Students need to know that they can trust you to act in an appropriate capacity at all times. If you set the rules, and then allow students to step too far outside the boundaries, then you must be prepared address the issue appropriately. For example, they need to know that when faced with confrontation, you are always prepared to take the challenge to a level to which they are not prepared to go. It's a classic case of power perceived is power achieved.
A common question most teachers ask each other in the first week of a new semester is How are your classes? Most of us say something like Oh, they're great! Personally, I always say "It's too soon to tell." Most classes I have taught are pretty well behaved for the first two weeks, and then someone will want to test the rules, and my resolve to enforce them. This is a pivotal moment for your leadership. The way you handle this first situation is an advertisement of your metal. The kids will sit back, and watch how you deal with the challenge, Does she lose it?, Will he back down? etc..
I have a system I follow, and always recommend to student teachers. When, I experience challenges to my authority in the classroom, I do this: acknowledge the infraction with my eyes, and facial expression, then three calm vocal reprimands, then I ask them to leave the room in an effort to remove their fuel source. Once I have them in the hall, I calmly dissect the nature of their infraction. If we resolve the problem here, I insist on a hand shake to solidify the deal.
If the challenge escalates, I send them to the office to dealt with by a V.P. (some V.P.s have stopped doing this part of their job.) If the problem persists, I will call home, and ask for parental support. If this doesn't stop the problem, then I fill out the government created reporting forms for behavioural infractions. Each step requires that the student understands, you will take it to a place they don't want to go. Believe me, the way you deal with these situations hits the airwaves in a hurry, and your reputation is known through out the school within a very brief period. Bad new travels like a wild fire, and good news travels slow.
As a classroom teacher I have learned some very valuable lessons in politics of leadership.
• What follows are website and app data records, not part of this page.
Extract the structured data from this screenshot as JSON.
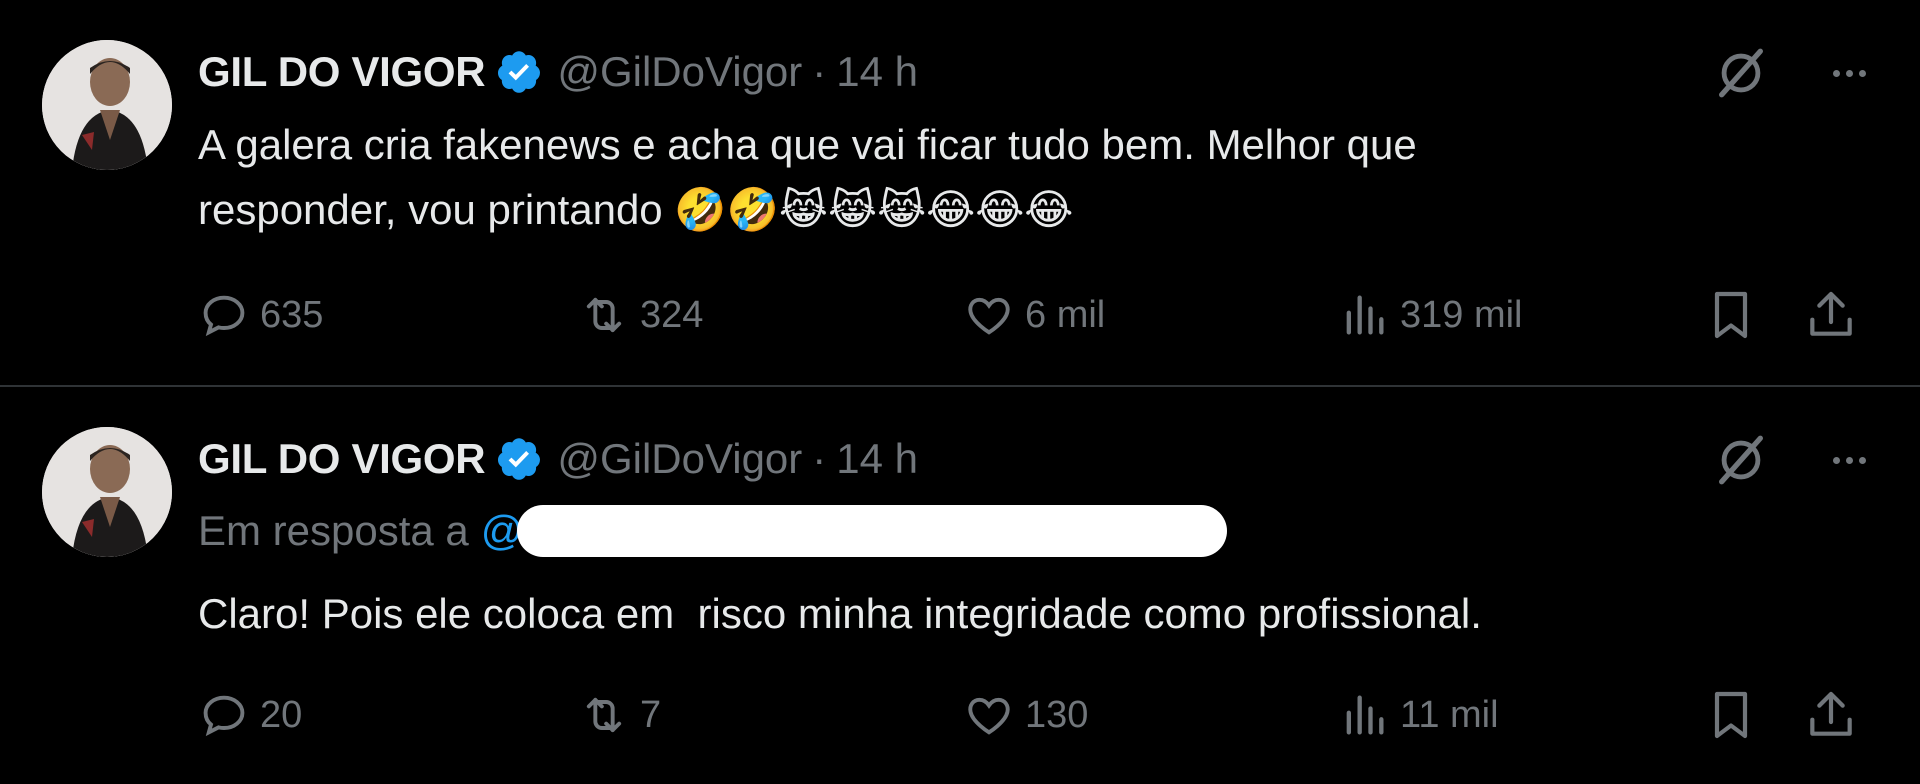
{
  "colors": {
    "background": "#000000",
    "text": "#e7e9ea",
    "muted": "#71767b",
    "accent": "#1d9bf0",
    "verified": "#1d9bf0"
  },
  "tweets": [
    {
      "author_name": "GIL DO VIGOR",
      "handle": "@GilDoVigor",
      "separator": "·",
      "time": "14 h",
      "text": "A galera cria fakenews e acha que vai ficar tudo bem. Melhor que\nresponder, vou printando 🤣🤣😹😹😹😂😂😂",
      "replies": "635",
      "retweets": "324",
      "likes": "6 mil",
      "views": "319 mil"
    },
    {
      "author_name": "GIL DO VIGOR",
      "handle": "@GilDoVigor",
      "separator": "·",
      "time": "14 h",
      "reply_prefix": "Em resposta a",
      "reply_mention": "@",
      "text": "Claro! Pois ele coloca em  risco minha integridade como profissional.",
      "replies": "20",
      "retweets": "7",
      "likes": "130",
      "views": "11 mil"
    }
  ],
  "icons": {
    "verified": "verified-badge-icon",
    "grok": "grok-icon",
    "more": "more-icon",
    "reply": "reply-icon",
    "retweet": "retweet-icon",
    "like": "heart-icon",
    "views": "views-icon",
    "bookmark": "bookmark-icon",
    "share": "share-icon"
  }
}
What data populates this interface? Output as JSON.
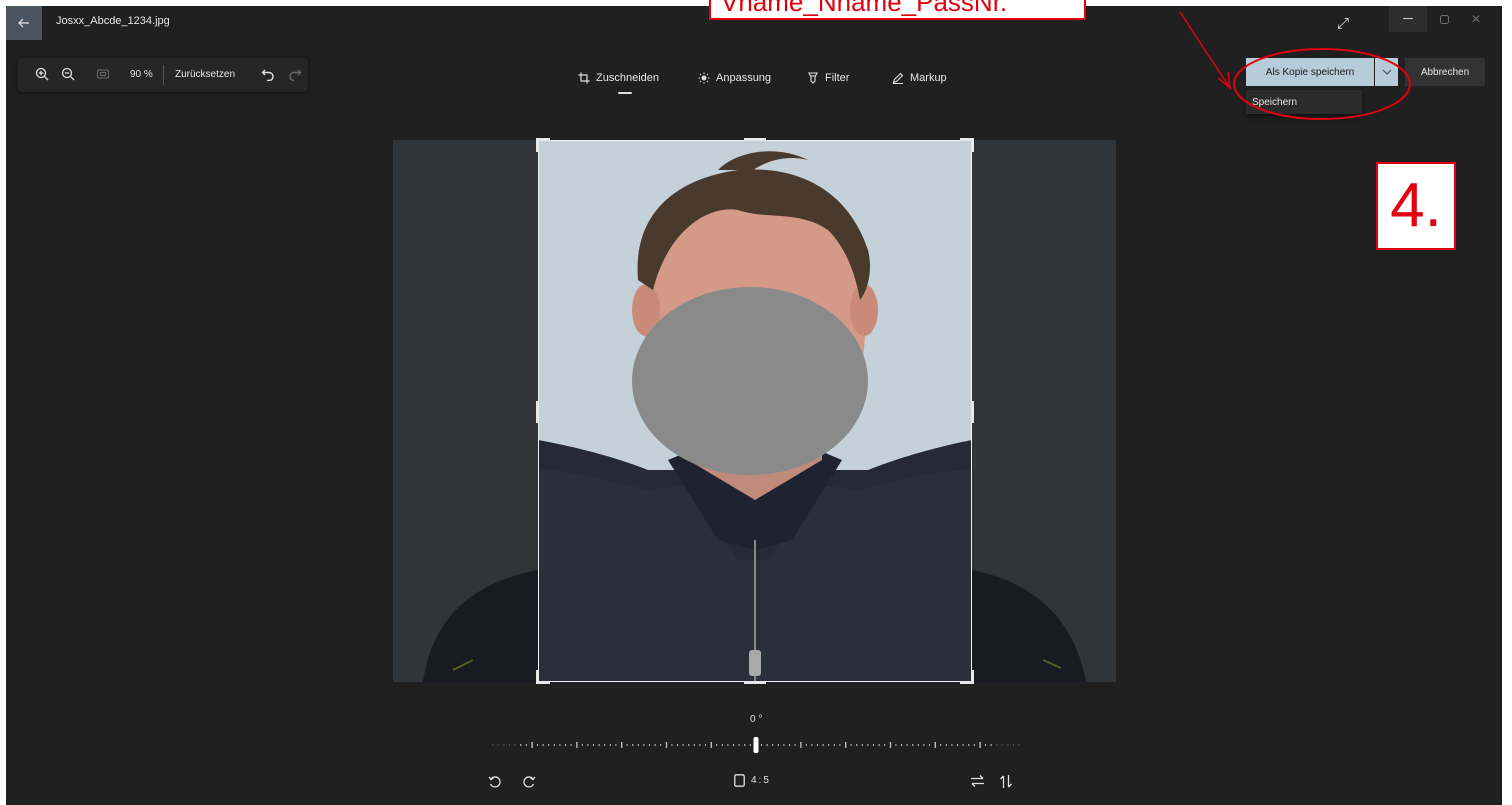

The first is that you are in charge of the room, and almost every event in it. Consequently, you need to exercise your power with decisive, and balanced speed at all times. If students think you are not in charge, your leadership is under threat, and so is the safety of your students. You need to understand the idea that power perceived is power achieved, and once you have that power, act in a firm, fair and friendly manner. You can teach the democratic process to your class as a lesson, but in the end, even that lesson is usually a product of a dictator.